Work item: When you respond, restate each record exactly as it is given.

Record extracts:
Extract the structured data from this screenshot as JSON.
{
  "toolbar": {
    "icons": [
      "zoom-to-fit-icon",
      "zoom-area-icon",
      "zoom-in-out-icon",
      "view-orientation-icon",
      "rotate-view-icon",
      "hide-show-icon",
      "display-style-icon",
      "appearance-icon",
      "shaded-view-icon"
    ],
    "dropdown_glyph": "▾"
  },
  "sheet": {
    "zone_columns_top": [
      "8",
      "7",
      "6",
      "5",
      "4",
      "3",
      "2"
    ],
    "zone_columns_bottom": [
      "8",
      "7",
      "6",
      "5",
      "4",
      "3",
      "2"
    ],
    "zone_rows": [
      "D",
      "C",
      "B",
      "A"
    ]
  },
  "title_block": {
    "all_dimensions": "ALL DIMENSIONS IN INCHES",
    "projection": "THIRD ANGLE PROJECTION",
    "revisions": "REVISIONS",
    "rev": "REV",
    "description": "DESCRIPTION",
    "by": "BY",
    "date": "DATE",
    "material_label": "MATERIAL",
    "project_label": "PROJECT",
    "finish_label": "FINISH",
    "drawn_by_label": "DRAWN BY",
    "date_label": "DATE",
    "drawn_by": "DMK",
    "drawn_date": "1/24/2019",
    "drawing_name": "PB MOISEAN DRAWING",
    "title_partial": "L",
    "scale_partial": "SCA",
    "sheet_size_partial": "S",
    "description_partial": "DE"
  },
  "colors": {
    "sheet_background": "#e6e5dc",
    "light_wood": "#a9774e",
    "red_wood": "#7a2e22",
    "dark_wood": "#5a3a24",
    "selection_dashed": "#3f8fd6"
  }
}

Written response:
Extract the structured data from this screenshot as JSON.
{
  "toolbar": {
    "icons": [
      "zoom-to-fit-icon",
      "zoom-area-icon",
      "zoom-in-out-icon",
      "view-orientation-icon",
      "rotate-view-icon",
      "hide-show-icon",
      "display-style-icon",
      "appearance-icon",
      "shaded-view-icon"
    ],
    "dropdown_glyph": "▾"
  },
  "sheet": {
    "zone_columns_top": [
      "8",
      "7",
      "6",
      "5",
      "4",
      "3",
      "2"
    ],
    "zone_columns_bottom": [
      "8",
      "7",
      "6",
      "5",
      "4",
      "3",
      "2"
    ],
    "zone_rows": [
      "D",
      "C",
      "B",
      "A"
    ]
  },
  "title_block": {
    "all_dimensions": "ALL DIMENSIONS IN INCHES",
    "projection": "THIRD ANGLE PROJECTION",
    "revisions": "REVISIONS",
    "rev": "REV",
    "description": "DESCRIPTION",
    "by": "BY",
    "date": "DATE",
    "material_label": "MATERIAL",
    "project_label": "PROJECT",
    "finish_label": "FINISH",
    "drawn_by_label": "DRAWN BY",
    "date_label": "DATE",
    "drawn_by": "DMK",
    "drawn_date": "1/24/2019",
    "drawing_name": "PB MOISEAN DRAWING",
    "title_partial": "L",
    "scale_partial": "SCA",
    "sheet_size_partial": "S",
    "description_partial": "DE"
  },
  "colors": {
    "sheet_background": "#e6e5dc",
    "light_wood": "#a9774e",
    "red_wood": "#7a2e22",
    "dark_wood": "#5a3a24",
    "selection_dashed": "#3f8fd6"
  }
}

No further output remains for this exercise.